[Extracted data entries]
((

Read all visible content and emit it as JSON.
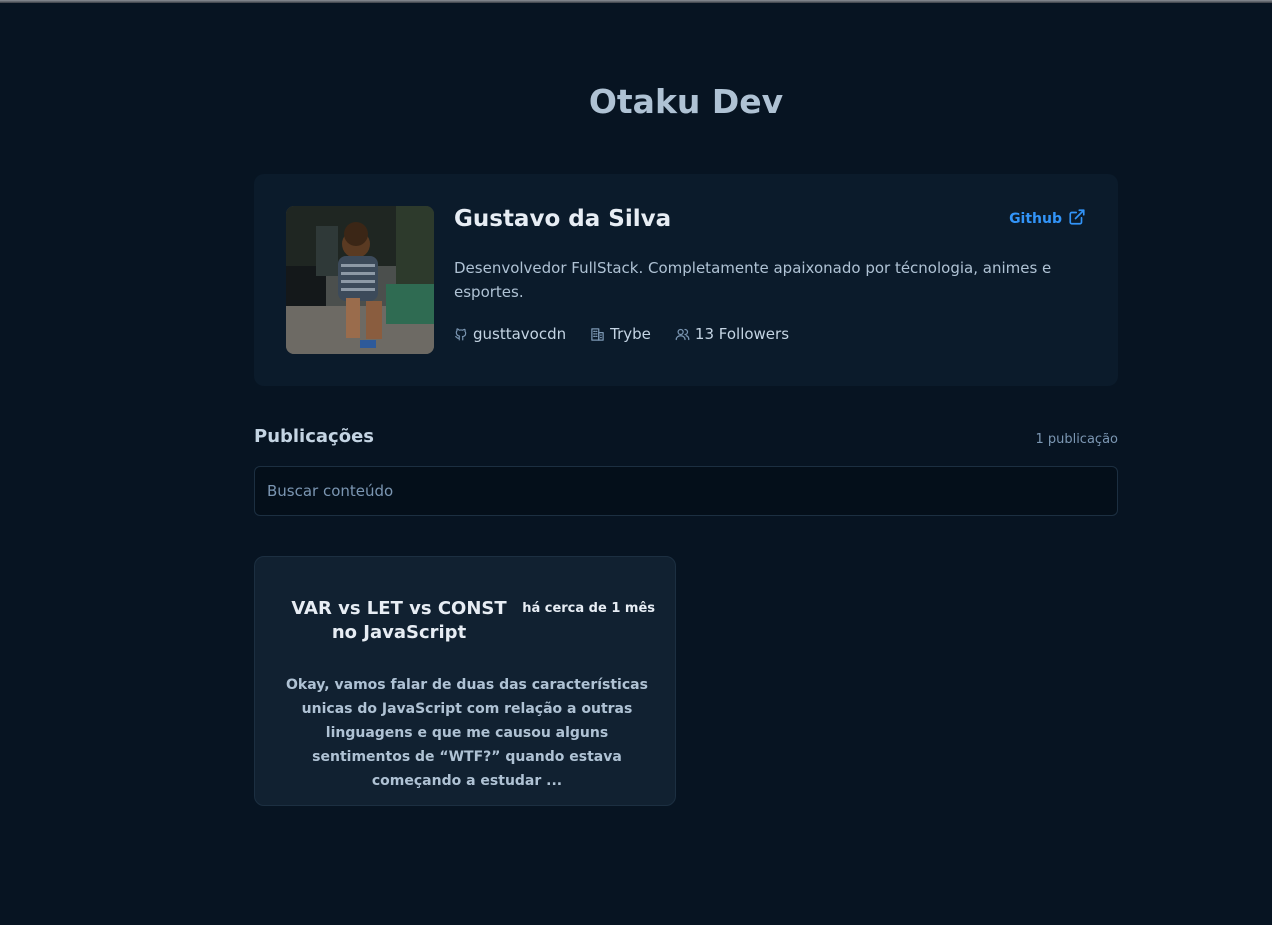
{
  "site": {
    "title": "Otaku Dev"
  },
  "profile": {
    "name": "Gustavo da Silva",
    "github_label": "Github",
    "bio": "Desenvolvedor FullStack. Completamente apaixonado por técnologia, animes e esportes.",
    "username": "gusttavocdn",
    "company": "Trybe",
    "followers": "13 Followers"
  },
  "publications": {
    "title": "Publicações",
    "count": "1 publicação",
    "search_placeholder": "Buscar conteúdo",
    "posts": [
      {
        "title": "VAR vs LET vs CONST no JavaScript",
        "date": "há cerca de 1 mês",
        "excerpt": "Okay, vamos falar de duas das características unicas do JavaScript com relação a outras linguagens e que me causou alguns sentimentos de “WTF?” quando estava começando a estudar ..."
      }
    ]
  },
  "colors": {
    "background": "#071422",
    "profile_bg": "#0b1b2b",
    "post_bg": "#112131",
    "accent_blue": "#3294f8",
    "title_text": "#afc2d4"
  },
  "icons": {
    "github": "github-icon",
    "external": "external-link-icon",
    "company": "building-icon",
    "followers": "users-icon"
  }
}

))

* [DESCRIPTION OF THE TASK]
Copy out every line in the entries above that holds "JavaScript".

* [ANSWER FOR THE TASK]
        "title": "VAR vs LET vs CONST no JavaScript",
        "excerpt": "Okay, vamos falar de duas das características unicas do JavaScript com relação a outras linguagens e que me causou alguns sentimentos de “WTF?” quando estava começando a estudar ..."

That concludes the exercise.